Using this approach, the court noted that both the Asset Purchase Agreement and License Agreement were entered into contemporaneously on December 28, 1996. The Asset Purchase Agreement listed the trademark license as an asset. It directed the parties to enter into the License Agreement as outlined in the Asset Purchase Agreement. Both documents were defined as the “Entire Agreement”. The Asset Purchase Agreement’s definition included all exhibits and schedules, and that included a form of the License Agreement. The license referred to the Asset Purchase Agreement throughout the body of the License Agreement. So based on the foregoing, the court determined that both the Asset Purchase Agreement and the License Agreement should be considered as one agreement.
The next question was whether or not the integrated agreement was still executory for purposes of the Bankruptcy Code. To determine its status, the court applied the doctrine of “substantial performance” for determining whether the contract was executory or not. That doctrine essentially states that “the non-breaching party’s performance [i.e., Lou Bro’s performance] is not excused if the breaching party [Interstate] has ‘substantially performed’.” [p. 962]
Using this principle, the court determined that Interstate had substantially performed its obligations under the agreement and therefore there was no executory contract to assume or reject. The court noted that the essence of the agreement between the parties was the sale of assets and not merely the licensing of Interstate’s trademark. After the sale was completed, Interstate’s remaining obligations concerned relatively minor matters regarding the license such as the obligations of notice and forbearance, maintenance and defense of the trademarks. In reviewing the overall transaction the court determined that these remaining obligations were minor and did not relate to the central purpose of the sale transaction. The court concluded by referring to an analogous situation in the Third Circuit’s decision in In re Exide.
There was a substantial dissent, essentially stating that the majority failed to acknowledge the centrality of the trademark license.

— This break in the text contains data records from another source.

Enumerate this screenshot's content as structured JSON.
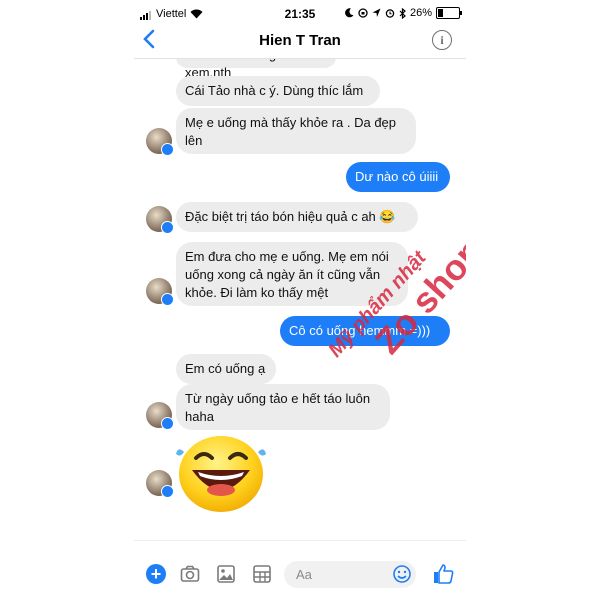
{
  "status_bar": {
    "carrier": "Viettel",
    "time": "21:35",
    "battery": "26%"
  },
  "header": {
    "title": "Hien T Tran",
    "back_icon": "chevron-left-icon",
    "info_icon": "info-icon"
  },
  "messages": [
    {
      "id": "m0",
      "from": "them",
      "text": "Thế nên e dùng thử xem.nth"
    },
    {
      "id": "m1",
      "from": "them",
      "text": "Cái Tảo nhà c ý. Dùng thíc lắm"
    },
    {
      "id": "m2",
      "from": "them",
      "text": "Mẹ e uống mà thấy khỏe ra . Da đẹp lên"
    },
    {
      "id": "m3",
      "from": "me",
      "text": "Dư nào cô úiiii"
    },
    {
      "id": "m4",
      "from": "them",
      "text": "Đặc biệt trị táo bón hiệu quả c ah 😂"
    },
    {
      "id": "m5",
      "from": "them",
      "text": "Em đưa cho mẹ e uống. Mẹ em nói uống xong cả ngày ăn ít cũng vẫn khỏe. Đi làm ko thấy mệt"
    },
    {
      "id": "m6",
      "from": "me",
      "text": "Cô có uống hemmm =)))"
    },
    {
      "id": "m7",
      "from": "them",
      "text": "Em có uống ạ"
    },
    {
      "id": "m8",
      "from": "them",
      "text": "Từ ngày uống tảo e hết táo luôn haha"
    },
    {
      "id": "m9",
      "from": "them",
      "text": "",
      "sticker": "laughing-tears-emoji"
    }
  ],
  "watermark": {
    "line1": "Mỹ phẩm nhật",
    "line2": "Zo shop"
  },
  "input_bar": {
    "placeholder": "Aa",
    "icons": [
      "plus-icon",
      "camera-icon",
      "gallery-icon",
      "grid-icon",
      "emoji-icon",
      "thumbs-up-icon"
    ]
  },
  "colors": {
    "accent": "#1e7ef7",
    "incoming_bubble": "#ececec",
    "watermark": "#d7283f"
  }
}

While not controlling law in California, these are important decisions regarding trademarks in bankruptcy, since the present relevant provisions of the Bankruptcy Code do not grant special protections to trademark licensees if a debtor rejects a license. Thus in general, the debtor-licensor will want a court to find that a license agreement is executory, since under Section 365 it would retain the option to assume or reject the license. On the other hand, the licensee would prefer that its license not be executory, to avoid the potential situation where the debtor-licensor rejects the trademark license and the licensee is required to cease use.In Interstate Bakeries Corporation the court never mentioned the presence of an “integration” or “merger” clause in the agreements in finding that the Asset Purchase Agreement and the License Agreement should be treated together as one integrated contract. This was a critical fact to the decision and Interstate might well have avoided the result with this type of provision in its trademark license. Under California law, such provision would typically provide conclusive proof of a single agreement and prevent the court from considering other evidence. Licensors and licensees would be well advised to consider this type of provision in their current or future agreements.